10. Portfolio averages over 1,000 open positions on any given day.
with very large stops you can go broke quickly as well. Livermore and other great traders taught to never hold a position which shows loss from the start. Concetrating on 1000 stocks is not sound, there are about 8700 stocks traded in the US, I believe only about 400 of those have good volume and thus are liquid, all of those 20 k per day stocks can be manipulated easily and you cannot take the size. Another thing is that once you are bullish/bearish on something lets say Gold, you dont have to buy all of the gold stocks in the sector. I'll give you an example, take a look at TGB and DROOY, I know that you dont buy stocks under 15$ but TGB was the strongest gainer in the gold sector just a month ago, but DROOY moved sideways, same goes for other sectors.

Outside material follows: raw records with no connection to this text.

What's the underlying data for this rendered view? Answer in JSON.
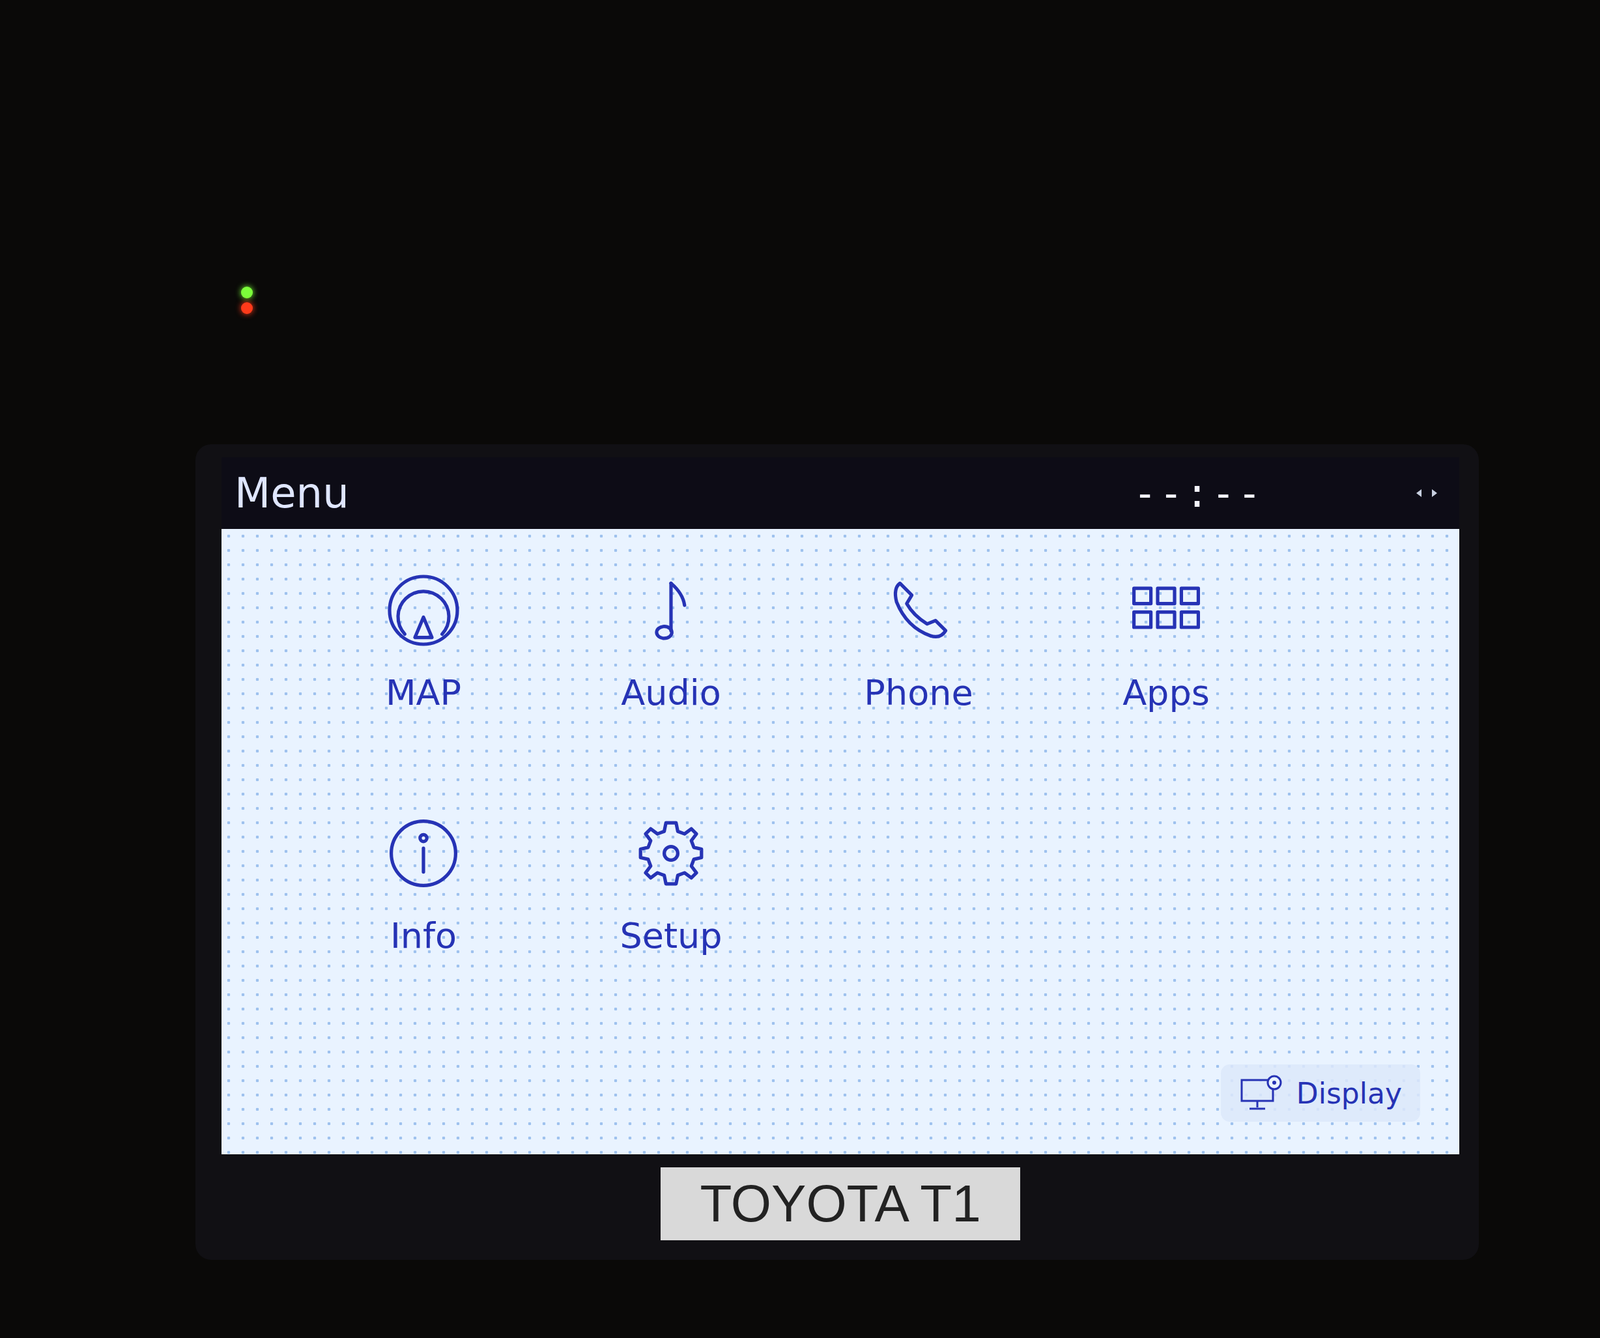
{
  "leds": [
    {
      "color": "#7cff3a"
    },
    {
      "color": "#ff3a1a"
    }
  ],
  "header": {
    "title": "Menu",
    "clock": "--:--"
  },
  "menu_items": [
    {
      "label": "MAP",
      "kind": "map"
    },
    {
      "label": "Audio",
      "kind": "audio"
    },
    {
      "label": "Phone",
      "kind": "phone"
    },
    {
      "label": "Apps",
      "kind": "apps"
    },
    {
      "label": "Info",
      "kind": "info"
    },
    {
      "label": "Setup",
      "kind": "setup"
    }
  ],
  "display_button": {
    "label": "Display"
  },
  "device_label": "TOYOTA T1"
}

Buying/shorting strongest/weakest stocks in the sector is something to think about...

ecritt
Roundtable Knight
Roundtable Knight
Posts: 134
Joined: Sat Aug 28, 2004 3:44 am
Location: Phoenix, AZ
Contact:

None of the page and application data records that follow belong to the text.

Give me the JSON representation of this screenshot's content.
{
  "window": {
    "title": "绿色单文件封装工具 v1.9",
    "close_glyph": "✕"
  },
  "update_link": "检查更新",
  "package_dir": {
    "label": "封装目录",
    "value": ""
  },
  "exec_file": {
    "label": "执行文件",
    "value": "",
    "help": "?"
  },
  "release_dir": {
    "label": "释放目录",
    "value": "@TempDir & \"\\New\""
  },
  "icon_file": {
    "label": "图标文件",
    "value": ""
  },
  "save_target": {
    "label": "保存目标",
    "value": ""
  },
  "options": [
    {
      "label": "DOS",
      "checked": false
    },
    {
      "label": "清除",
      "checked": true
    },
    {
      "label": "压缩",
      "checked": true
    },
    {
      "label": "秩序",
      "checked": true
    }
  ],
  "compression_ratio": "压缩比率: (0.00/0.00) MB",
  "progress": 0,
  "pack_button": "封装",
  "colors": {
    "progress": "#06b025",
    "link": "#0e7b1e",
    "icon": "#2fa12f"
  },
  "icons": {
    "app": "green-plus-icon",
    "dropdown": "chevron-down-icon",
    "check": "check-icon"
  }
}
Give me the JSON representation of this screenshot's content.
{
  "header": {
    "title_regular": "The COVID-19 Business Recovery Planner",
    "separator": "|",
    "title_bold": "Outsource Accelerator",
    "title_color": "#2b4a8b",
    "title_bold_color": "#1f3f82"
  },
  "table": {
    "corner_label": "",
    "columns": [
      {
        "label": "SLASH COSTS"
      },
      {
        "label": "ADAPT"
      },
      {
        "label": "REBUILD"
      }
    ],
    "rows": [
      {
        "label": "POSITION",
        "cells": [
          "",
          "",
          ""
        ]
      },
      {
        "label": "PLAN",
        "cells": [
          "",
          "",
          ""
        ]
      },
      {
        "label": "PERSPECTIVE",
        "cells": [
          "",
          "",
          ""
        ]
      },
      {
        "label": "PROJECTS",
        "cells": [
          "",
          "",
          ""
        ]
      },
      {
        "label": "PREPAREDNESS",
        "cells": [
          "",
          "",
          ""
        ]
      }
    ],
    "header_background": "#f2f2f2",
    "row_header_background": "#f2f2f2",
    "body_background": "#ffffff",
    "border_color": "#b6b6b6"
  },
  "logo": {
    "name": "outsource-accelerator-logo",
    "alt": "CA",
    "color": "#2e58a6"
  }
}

Post by ecritt » Wed Jun 14, 2006 2:22 pm

with very large stops you can go broke quickly as well

*Not if total open risk at the portfolio level is kept under a certain number and is only allowed to move higher due to opportunity or profit.*

Livermore and other great traders taught to never hold a position which shows loss from the start

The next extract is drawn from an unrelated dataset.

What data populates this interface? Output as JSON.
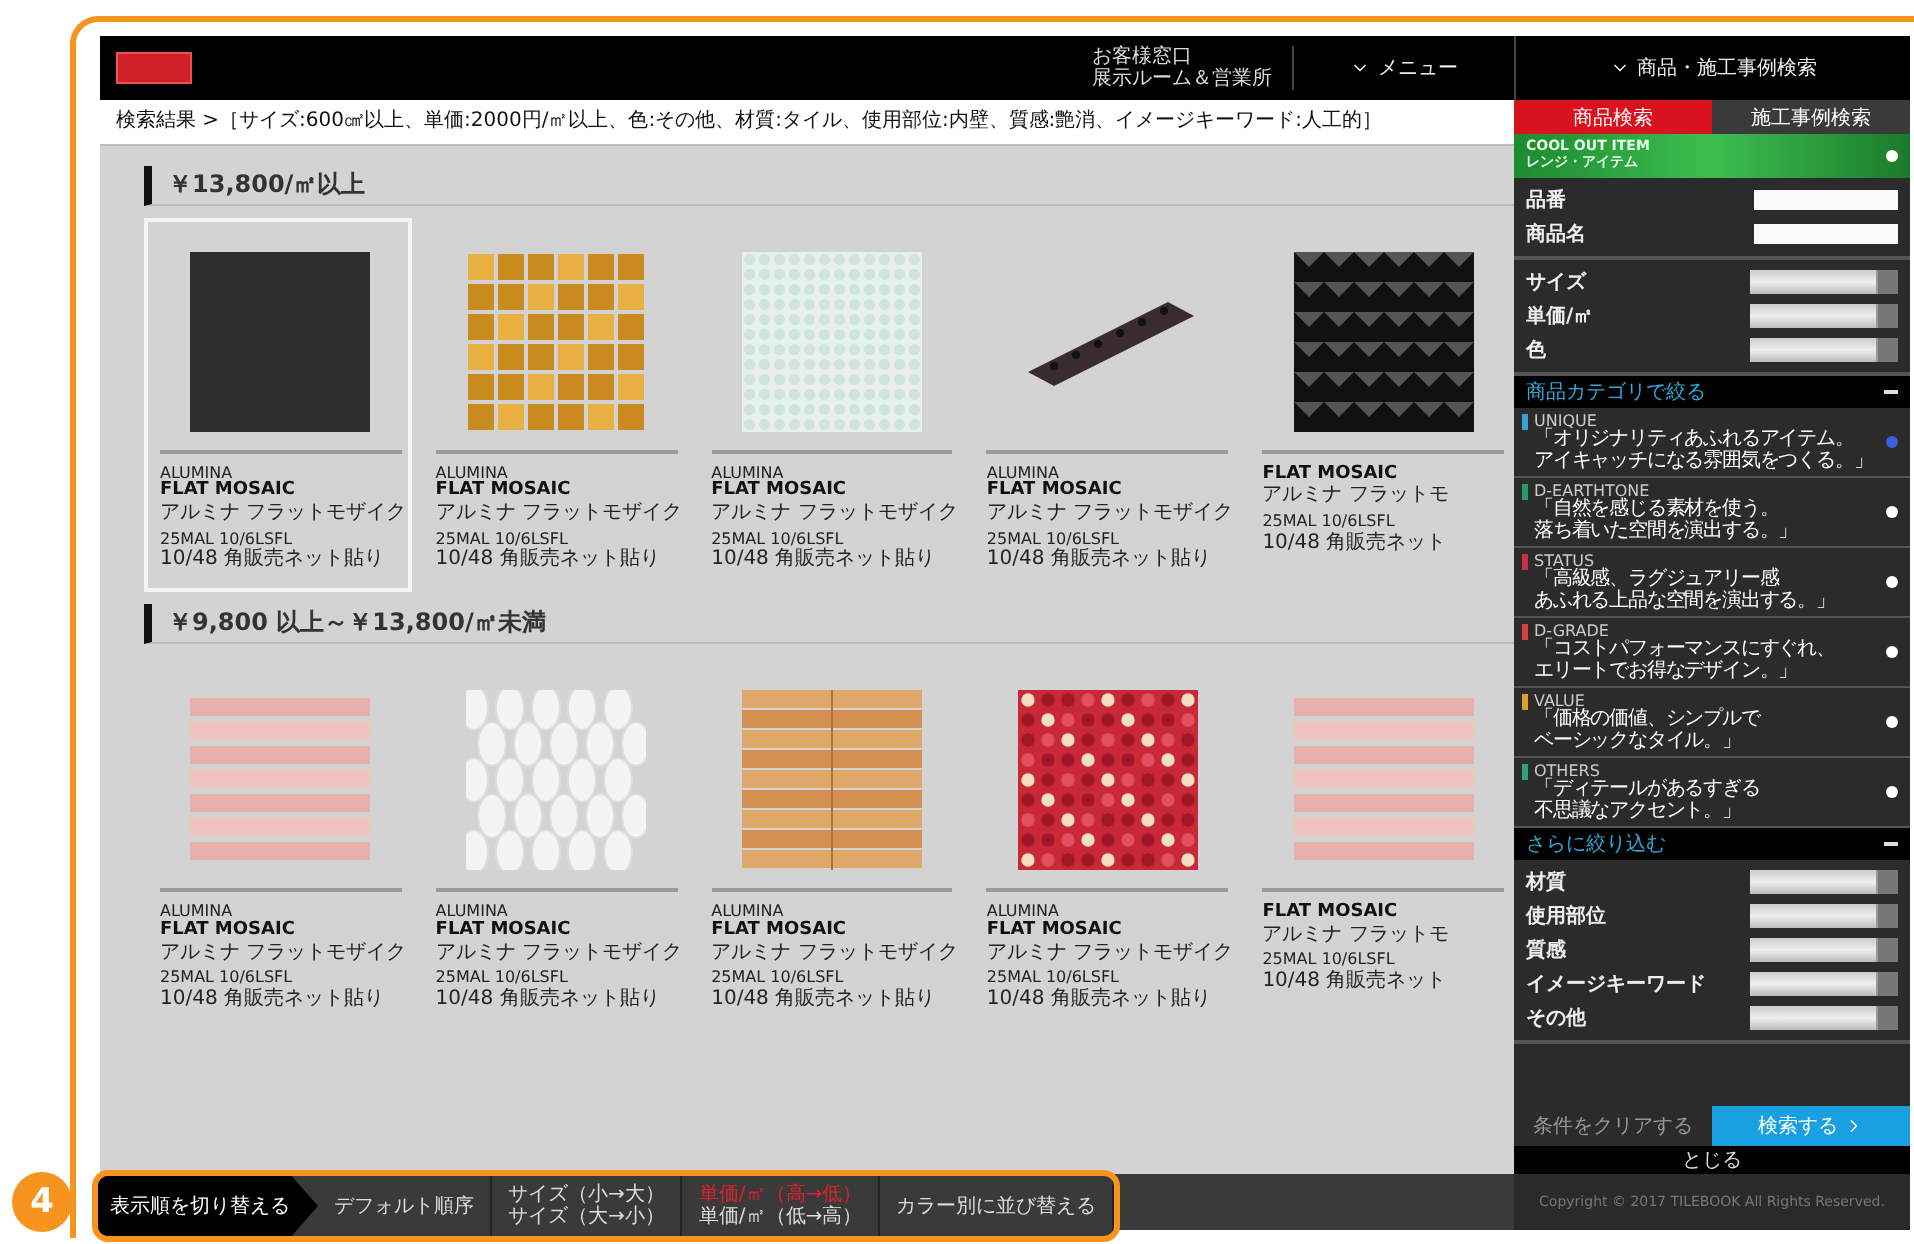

*No disrespect intended but I do not care what J Livermore said. He was blow up city and benefited & suffered due to extremely persistent trends during his time and 10:1 leverage in stocks*

Concetrating on 1000 stocks is not sound, there are about 8700 stocks traded in the US, I believe only about 400 of those have good volume and thus are liquid

*Your beliefs and my beliefs are different. there are 4,000 stocks currently meeting my liquidity requirements. They have not been a problem to trade. There are multi-billion dollar equity hedge funds that have even more open positions than us; they aren't having a problem with it*

Another thing is that once you are bullish/bearish on something lets say Gold, you dont have to buy all of the gold stocks in the sector. I'll give you an example, take a look at TGB and DROOY, I know that you dont buy stocks under 15$ but TGB was the strongest gainer in the gold sector just a month ago, but DROOY moved sideways, same goes for other sectors. Buying/shorting strongest/weakest stocks in the sector is something to think about

*When you are ONLY buying stocks at new all time highs neither of those gold stocks make the cut*

ecritt
Roundtable Knight
Roundtable Knight
Posts: 134
Joined: Sat Aug 28, 2004 3:44 am
Location: Phoenix, AZ
Contact:

Post by ecritt » Wed Jun 14, 2006 2:27 pm

Total return chart of TGB & DROOY:
Attachments
TGB_DROOY.jpg
TGB_DROOY.jpg (72.93 KiB) Viewed 12173 times

BARLI
Roundtable Knight
Roundtable Knight
Posts: 650
Joined: Sat Jan 17, 2004 6:01 pm
Location: USA

Post by BARLI » Wed Jun 14, 2006 2:31 pm

Whatever suits your trading/investing style :wink:

Post Reply